Our competitive swimming careers didn’t play out at UVAC — we grew up in Maryland — but when I arrive for evening lap swim and find myself surrounded by the happy chaos and energetic chatter of a swim team that’s just completed practice, the parallels are easy to see. I know that among the crowd of young swimmers, there are plenty like my brothers and me. Kids who are not just siblings, but teammates. I loved that about my own swimming experience, how it brought my family together around a common goal, and now that I’m older and living many miles from my brothers, it’s comforting to see the same thing happening with UVAC families.
Parents from two of these families were kind enough to share with me a bit of their perspective on swimming and UVAC, a place that makes it easy for the whole family to be active together. While Kristen Kissell’s 10-year-old and 8-year-old are busy at swim team practice, she says her 5-year-old and 3-year-old love spending time in KidZone, Yogi Swim, and the Splash Park. Similarly, Dagmar Savellano’s family — including an 11-year-old, 9-year-old, and 4-year-old — enjoy a combination of swim team, swim lessons, Splash Camp, KidZone, and the Fitness Center.

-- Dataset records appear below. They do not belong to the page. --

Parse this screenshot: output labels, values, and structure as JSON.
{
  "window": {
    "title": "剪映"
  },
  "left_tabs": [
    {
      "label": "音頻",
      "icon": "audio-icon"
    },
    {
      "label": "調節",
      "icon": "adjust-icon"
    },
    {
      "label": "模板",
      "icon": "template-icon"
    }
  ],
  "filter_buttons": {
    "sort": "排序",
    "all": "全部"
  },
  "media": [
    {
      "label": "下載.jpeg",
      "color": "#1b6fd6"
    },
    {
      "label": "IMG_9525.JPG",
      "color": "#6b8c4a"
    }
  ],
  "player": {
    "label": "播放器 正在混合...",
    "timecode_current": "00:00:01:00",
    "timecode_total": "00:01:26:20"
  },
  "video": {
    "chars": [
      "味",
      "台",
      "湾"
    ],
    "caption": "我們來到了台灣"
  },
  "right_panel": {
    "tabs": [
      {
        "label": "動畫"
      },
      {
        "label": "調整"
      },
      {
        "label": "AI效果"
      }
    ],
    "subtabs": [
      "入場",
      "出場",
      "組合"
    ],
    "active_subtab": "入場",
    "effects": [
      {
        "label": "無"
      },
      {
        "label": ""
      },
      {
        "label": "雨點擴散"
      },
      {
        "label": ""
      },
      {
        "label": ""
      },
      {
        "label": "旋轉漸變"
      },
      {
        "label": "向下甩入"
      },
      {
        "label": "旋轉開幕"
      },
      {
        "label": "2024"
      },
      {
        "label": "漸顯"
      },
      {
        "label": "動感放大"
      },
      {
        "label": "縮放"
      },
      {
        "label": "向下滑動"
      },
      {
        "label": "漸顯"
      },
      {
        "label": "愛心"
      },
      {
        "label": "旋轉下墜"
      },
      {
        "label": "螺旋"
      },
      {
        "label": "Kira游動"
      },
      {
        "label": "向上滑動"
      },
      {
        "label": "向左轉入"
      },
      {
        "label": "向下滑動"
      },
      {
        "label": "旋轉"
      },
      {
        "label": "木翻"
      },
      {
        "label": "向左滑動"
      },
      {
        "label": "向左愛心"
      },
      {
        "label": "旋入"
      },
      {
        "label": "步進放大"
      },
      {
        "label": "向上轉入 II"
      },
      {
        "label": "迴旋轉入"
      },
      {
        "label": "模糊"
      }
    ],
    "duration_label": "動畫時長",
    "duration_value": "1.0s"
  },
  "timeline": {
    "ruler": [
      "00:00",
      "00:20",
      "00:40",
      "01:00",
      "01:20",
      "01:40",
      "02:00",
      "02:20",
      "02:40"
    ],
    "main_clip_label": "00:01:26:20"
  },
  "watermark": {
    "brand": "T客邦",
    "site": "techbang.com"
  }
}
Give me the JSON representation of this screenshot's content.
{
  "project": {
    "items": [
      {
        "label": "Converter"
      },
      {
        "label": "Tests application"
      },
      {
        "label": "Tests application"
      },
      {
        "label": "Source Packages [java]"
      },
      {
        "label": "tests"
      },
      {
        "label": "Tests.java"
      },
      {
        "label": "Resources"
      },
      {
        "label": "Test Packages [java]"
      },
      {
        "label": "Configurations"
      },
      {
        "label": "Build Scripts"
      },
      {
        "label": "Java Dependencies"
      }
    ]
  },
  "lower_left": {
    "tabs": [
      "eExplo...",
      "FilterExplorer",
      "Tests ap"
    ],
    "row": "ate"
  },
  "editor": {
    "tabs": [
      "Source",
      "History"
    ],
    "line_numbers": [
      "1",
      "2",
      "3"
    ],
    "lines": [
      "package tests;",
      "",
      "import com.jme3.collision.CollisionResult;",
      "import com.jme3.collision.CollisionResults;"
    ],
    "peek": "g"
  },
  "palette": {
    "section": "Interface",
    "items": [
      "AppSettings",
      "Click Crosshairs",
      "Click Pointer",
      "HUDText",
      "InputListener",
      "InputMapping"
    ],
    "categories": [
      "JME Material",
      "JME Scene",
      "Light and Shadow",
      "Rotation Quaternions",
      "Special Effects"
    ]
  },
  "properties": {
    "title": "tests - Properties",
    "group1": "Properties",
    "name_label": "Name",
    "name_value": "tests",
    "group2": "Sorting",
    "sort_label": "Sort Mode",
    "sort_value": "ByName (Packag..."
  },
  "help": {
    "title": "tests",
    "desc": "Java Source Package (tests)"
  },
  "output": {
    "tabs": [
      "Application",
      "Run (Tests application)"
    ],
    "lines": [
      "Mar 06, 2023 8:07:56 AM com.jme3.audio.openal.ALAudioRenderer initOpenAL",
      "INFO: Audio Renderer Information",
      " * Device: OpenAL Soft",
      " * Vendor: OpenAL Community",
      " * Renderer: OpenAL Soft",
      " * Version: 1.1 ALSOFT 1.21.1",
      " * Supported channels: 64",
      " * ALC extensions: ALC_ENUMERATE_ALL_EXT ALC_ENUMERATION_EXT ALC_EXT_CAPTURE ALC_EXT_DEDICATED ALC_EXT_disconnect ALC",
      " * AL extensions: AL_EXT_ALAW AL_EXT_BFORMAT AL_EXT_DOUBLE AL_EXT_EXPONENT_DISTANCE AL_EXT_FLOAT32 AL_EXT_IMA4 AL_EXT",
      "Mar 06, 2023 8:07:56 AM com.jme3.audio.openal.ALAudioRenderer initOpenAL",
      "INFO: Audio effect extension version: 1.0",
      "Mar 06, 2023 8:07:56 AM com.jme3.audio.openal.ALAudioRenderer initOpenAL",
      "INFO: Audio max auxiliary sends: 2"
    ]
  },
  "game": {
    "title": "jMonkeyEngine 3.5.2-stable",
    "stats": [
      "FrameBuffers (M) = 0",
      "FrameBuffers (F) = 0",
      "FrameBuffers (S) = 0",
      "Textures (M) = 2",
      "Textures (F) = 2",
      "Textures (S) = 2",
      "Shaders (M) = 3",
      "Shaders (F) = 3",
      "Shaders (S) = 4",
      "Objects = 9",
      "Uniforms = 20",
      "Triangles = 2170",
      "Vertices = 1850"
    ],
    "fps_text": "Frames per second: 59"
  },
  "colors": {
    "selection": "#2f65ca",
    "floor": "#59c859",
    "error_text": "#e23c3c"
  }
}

“It is really important for us that we can go as a family to the same place at the same time,” Dagmar says. “While the older kids are on the swim team, the youngest can have a swim lesson or enjoy some time at the KidZone, and the parents can go to the gym.”
UVAC has truly become a family affair for both the Savellanos and the Kissells, and I imagine the same is true for many families like them. From listening to the experiences of UVAC members, it’s clear to me that UVAC is more than a gym — it’s a second home where family-centered recreation thrives. And at the heart of that is the pool. The kids from both of the families I interviewed must be well on their way to creating the kinds of memories and sharing the kinds of bonds that come from years of splashing alongside your siblings. Their parents recognize the importance of that — of a sport that welcomes the whole family — as well as the lifelong benefits swimming provides their kids.
“My swim team kids are strong, active, brave and confident,” Kristen says. “We can’t imagine our life without swimming!”
Dagmar shares the sentiment: “Thanks to wonderful coaches our kids enjoy swimming, which is a great sport not only now, but for many years to come.”
My brothers and I still swim together on the rare occasions that we can. We’re not nearly as fast as we used to be, but we still love a good race. Last summer, the first summer with a member of the next generation in the picture, we delighted in splashing around with my baby niece. For us, the tradition of families who swim together continues. I hope that the Kissells, the Savellanos, and the many swim families at UVAC find the sport to be as enduring in their own lives, and that as the years pass, UVAC remains for them a place of fitness, fun, and family.
By Caitlin Birch — UVAC member; Canaan, NH resident; Digital Collections and Oral History Archivist at Dartmouth College